To live in West Michigan is to live in one of the nation’s top-ranked medical centers of excellence. While this designation speaks to the strength and size of several hospital systems in the area, it also refers to the amount of neighborhood healthcare organizations providing care to smaller, more specific populations in our community. From hospice care to mental health counseling, a range of critical services are provided through community healthcare facilities. And not all of these local organizations are created equal—patients will find that care environments are designed and furnished in different ways depending on the services they provide. In this Q&A with three local care organizations, we learned how they are designed to provide healthcare in West Michigan and serve patients in our local community. Read on!
How Faith Hospice provides flexibility & freedom
Faith Hospice provides multi-faceted end-of-life care at the bedside in homes, nursing homes, and in West Michigan’s only in-patient facility, Trillium Woods. Faith Hospice is the second largest hospice in Michigan, serving an average of 235 patients a day.
Custer: What type of environmental needs do you consider more thoroughly to accommodate your clients?
Sarah DeYoung, Donor Relations Specialist, Faith Hospice: Comfort and pain management are key factors for hospice patients. With this in mind, Faith Hospice provides care “wherever you put your head down to sleep at night” including private homes, assisted living or skilled nursing facilities or hospitals.
Faith Hospice also provides care at Trillium Woods, our unique hospice residence in Byron Center. Trillium Woods offers home-like, spacious patient rooms and shared spaces that accommodate patients and their families. Patient rooms feature double doors that open to allow patient beds and/or recliners to be taken outside. Each patient room features an Empath Recliner provided by Custer. These recliners make a huge difference in patients’ lives, allowing them mobility to move about the campus when they otherwise might be confined to their patient room. Trillium Woods also includes a patient Spa with a jetted tub and an Empath Recliner Massage Chair.

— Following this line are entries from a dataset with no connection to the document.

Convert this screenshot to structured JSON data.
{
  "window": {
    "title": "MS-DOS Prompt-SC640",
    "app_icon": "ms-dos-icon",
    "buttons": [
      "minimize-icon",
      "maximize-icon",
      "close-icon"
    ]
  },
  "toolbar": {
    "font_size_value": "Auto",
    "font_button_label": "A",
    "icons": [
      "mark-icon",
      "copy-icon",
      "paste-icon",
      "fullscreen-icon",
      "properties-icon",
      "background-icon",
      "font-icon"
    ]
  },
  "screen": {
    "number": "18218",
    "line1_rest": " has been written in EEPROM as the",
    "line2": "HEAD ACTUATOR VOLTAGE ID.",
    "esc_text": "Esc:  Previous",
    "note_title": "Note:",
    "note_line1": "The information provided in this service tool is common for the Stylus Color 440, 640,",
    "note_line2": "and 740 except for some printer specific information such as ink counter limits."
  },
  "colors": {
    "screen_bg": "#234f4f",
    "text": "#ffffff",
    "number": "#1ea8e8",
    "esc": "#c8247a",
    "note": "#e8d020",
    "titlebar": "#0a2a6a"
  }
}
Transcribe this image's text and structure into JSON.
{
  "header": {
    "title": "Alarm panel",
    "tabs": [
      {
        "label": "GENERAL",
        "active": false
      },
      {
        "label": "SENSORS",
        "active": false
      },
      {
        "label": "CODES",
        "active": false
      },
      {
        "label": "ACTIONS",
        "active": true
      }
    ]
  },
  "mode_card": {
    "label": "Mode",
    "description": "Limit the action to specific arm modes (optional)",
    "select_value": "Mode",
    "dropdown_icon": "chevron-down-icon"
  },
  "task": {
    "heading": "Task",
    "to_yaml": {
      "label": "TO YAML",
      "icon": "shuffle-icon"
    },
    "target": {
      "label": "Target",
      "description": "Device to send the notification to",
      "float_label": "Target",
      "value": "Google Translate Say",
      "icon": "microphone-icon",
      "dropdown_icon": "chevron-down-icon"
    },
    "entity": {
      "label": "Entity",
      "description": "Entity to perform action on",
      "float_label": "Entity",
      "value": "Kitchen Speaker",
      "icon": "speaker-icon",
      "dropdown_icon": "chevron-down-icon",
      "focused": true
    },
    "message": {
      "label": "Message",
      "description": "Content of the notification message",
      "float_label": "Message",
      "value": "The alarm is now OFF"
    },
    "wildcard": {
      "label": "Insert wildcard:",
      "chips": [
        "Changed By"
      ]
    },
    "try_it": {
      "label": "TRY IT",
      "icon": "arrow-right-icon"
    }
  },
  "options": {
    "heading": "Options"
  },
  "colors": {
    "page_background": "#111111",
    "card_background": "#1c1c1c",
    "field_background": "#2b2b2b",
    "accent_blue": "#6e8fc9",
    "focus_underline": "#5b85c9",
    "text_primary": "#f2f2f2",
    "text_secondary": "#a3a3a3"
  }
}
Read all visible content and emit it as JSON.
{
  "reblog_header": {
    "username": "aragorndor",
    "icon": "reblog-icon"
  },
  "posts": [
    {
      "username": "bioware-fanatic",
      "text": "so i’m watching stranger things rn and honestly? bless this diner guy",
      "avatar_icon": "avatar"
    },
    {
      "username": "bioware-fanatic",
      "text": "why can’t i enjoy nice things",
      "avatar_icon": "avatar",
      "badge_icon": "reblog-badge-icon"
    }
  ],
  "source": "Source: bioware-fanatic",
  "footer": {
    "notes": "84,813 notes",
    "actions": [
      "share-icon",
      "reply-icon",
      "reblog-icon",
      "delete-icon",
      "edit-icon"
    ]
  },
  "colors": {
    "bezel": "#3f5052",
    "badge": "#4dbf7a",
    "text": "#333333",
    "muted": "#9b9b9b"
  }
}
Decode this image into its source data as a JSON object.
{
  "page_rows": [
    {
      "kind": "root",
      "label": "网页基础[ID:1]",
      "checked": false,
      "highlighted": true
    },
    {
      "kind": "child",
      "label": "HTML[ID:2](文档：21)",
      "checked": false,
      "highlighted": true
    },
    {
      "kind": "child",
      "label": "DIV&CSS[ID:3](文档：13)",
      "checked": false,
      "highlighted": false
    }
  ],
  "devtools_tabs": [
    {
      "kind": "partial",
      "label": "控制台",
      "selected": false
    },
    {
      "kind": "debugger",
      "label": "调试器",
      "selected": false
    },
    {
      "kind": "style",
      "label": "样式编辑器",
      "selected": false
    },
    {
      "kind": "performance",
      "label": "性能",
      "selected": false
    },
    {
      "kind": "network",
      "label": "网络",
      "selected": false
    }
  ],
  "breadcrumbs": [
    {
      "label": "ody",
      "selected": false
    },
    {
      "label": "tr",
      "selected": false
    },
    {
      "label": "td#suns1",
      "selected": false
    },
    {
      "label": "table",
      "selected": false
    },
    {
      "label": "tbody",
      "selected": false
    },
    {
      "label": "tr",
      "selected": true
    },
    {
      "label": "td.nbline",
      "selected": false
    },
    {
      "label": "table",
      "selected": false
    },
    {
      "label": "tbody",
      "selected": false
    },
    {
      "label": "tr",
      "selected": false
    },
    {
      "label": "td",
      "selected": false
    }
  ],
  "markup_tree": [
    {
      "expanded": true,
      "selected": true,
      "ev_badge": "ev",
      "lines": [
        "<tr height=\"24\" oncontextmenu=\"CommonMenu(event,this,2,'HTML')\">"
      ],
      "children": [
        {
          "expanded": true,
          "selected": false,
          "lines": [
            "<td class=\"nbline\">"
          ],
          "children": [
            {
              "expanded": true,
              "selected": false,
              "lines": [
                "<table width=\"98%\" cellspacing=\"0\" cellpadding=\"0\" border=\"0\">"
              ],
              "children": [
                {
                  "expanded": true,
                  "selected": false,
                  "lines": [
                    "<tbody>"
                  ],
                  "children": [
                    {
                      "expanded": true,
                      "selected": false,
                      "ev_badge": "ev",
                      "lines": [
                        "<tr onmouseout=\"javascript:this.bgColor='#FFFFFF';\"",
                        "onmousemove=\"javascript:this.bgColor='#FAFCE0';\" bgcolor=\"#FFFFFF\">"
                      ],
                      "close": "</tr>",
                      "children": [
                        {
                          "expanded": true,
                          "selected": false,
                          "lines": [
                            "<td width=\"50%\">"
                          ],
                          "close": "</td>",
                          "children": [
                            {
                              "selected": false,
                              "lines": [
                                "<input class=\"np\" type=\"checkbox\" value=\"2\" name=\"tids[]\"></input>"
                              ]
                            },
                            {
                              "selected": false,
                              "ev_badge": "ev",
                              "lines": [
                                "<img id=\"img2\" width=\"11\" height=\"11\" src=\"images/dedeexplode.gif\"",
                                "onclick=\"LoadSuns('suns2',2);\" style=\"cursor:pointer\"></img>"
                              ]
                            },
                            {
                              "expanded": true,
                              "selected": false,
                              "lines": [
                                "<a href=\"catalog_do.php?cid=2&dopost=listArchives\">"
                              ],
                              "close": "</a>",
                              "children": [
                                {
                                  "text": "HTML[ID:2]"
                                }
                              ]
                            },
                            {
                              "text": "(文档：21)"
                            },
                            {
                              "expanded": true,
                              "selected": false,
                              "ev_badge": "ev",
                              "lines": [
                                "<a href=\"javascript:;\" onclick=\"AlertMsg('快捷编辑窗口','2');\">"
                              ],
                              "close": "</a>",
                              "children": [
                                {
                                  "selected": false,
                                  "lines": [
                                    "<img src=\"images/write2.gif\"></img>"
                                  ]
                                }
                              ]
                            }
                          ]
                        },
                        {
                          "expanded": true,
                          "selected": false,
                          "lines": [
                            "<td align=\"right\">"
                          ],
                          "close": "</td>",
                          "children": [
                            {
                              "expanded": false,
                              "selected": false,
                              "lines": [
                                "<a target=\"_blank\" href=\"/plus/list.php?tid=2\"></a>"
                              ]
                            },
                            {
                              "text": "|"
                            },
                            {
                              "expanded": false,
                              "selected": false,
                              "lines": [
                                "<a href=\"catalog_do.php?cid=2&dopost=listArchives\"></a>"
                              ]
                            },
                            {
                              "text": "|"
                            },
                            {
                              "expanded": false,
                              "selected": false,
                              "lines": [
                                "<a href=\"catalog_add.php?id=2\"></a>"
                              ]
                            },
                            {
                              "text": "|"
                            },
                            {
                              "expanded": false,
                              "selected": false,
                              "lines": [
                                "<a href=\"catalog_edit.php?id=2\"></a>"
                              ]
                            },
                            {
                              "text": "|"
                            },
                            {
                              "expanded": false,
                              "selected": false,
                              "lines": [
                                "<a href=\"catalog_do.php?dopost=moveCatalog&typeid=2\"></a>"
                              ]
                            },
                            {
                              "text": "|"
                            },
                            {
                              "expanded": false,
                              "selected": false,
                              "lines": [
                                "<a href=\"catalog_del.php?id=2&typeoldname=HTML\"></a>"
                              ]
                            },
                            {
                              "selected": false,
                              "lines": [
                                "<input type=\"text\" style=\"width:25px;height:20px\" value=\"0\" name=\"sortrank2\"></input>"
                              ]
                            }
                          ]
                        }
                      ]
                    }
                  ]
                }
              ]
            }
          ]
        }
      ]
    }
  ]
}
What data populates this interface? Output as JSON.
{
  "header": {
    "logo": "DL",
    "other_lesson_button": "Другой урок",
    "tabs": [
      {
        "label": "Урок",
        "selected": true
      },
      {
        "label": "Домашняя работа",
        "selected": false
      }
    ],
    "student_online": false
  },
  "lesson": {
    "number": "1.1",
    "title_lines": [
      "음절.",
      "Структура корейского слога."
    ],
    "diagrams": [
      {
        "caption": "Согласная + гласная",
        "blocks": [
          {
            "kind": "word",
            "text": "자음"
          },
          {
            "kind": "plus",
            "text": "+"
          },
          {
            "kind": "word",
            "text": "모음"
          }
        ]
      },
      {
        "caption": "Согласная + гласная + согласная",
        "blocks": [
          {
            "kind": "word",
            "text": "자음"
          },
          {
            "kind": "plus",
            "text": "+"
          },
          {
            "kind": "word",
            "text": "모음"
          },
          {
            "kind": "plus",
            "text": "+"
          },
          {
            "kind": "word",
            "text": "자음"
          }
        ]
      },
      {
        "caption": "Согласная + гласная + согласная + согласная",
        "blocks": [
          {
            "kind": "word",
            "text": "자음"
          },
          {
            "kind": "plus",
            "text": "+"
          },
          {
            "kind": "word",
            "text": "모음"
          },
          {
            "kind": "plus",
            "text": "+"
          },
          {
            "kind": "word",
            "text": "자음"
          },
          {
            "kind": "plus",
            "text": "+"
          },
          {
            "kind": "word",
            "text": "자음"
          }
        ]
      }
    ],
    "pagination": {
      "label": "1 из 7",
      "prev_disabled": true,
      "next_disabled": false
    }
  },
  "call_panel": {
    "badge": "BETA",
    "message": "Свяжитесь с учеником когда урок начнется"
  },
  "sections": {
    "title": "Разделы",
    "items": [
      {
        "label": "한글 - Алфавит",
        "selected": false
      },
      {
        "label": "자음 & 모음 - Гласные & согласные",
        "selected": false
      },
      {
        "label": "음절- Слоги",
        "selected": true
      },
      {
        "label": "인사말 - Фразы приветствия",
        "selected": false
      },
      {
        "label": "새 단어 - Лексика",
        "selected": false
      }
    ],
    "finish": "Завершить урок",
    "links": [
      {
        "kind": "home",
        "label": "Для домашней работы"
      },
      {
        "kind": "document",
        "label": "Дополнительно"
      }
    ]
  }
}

Faith Hospice runs a complimentary therapies program that offers additional methods to use as stand-alone interventions to manage symptoms or in conjunction with medications. Our patient experience is enhanced by our aromatherapy, Korean hand therapy, and massage therapy. Our dedicated volunteers provide supplemental services such as pet companion visits and music visits.
Our Hope Association’s residential approach to providing healthcare in West Michigan
The objective of Our Hope Association is to provide long-term residential treatment for women struggling with substance use/addiction, co-occurring mental health disorders, and trauma. With an emphasis on meeting individualized needs of clients from variety of backgrounds, they aim to facilitate health, holistic well-being, and increase access to long-term resources and support as the client becomes acclimated to a life free from substance abuse and continued traumatization.
Custer: How is your organization set up to serve your specific neighborhood? How does this set you apart?
Claire V. Graves, Clinical Therapist, MA, LLPC, CAADC, Our Hope Association: Our non-profit organization provides residential treatment in a historic home in the Heritage Hill district. Started by a group of women in 1975, the home setting differs in that it provides a safe place for clients to address underlying issues that have contributed to their addictive behaviors/mental health challenges/experiences of trauma. We believe offering our services in a home environment sets us apart from the traditional clinical/institutional environment as it allows the client to feel they are in a safe place to facilitate healing and growth, rather than a place of sterility.
Custer: Are there any changes you’ve made to your working environment to serve your clients best?
Changes made include increasing access to other community organizations and resources to improve client’s success when they graduate this treatment program, [and] improvements made in interior condition in efforts to improve therapeutic environment and promote emotional well-being. Other changes include focus on artistic imagery in group rooms/individual therapist offices that promotes positive affirmations/self-esteem in efforts to improve nature of environment and encourage positive self-reflection.
Creating a bright & connected environment at Association for the Blind & Visually Impaired
For over 104 years the Association for the Blind & Visually Impaired has addressed the visual needs that people have everyday, including all ages and vision abilities. Most of the Association’s clients are not people who were born visually impaired, but rather have become visually impaired.
Custer: What is unique to your environment because of the services you provide?
Richard Stevens, Executive Director, Association for the Blind & Visually Impaired: The idea is to help clients utilize the vision they have left, and finding ways to maximize it. Lighting can play an important role in allowing clients to maximize their vision. Lighting placement, full spectrum lighting, the colors used, contrasting colors, and the use of patterns should be taken into account. [Also] technology — there are many sources of technology that will allow users to use readers, computer applications, and magnification devices.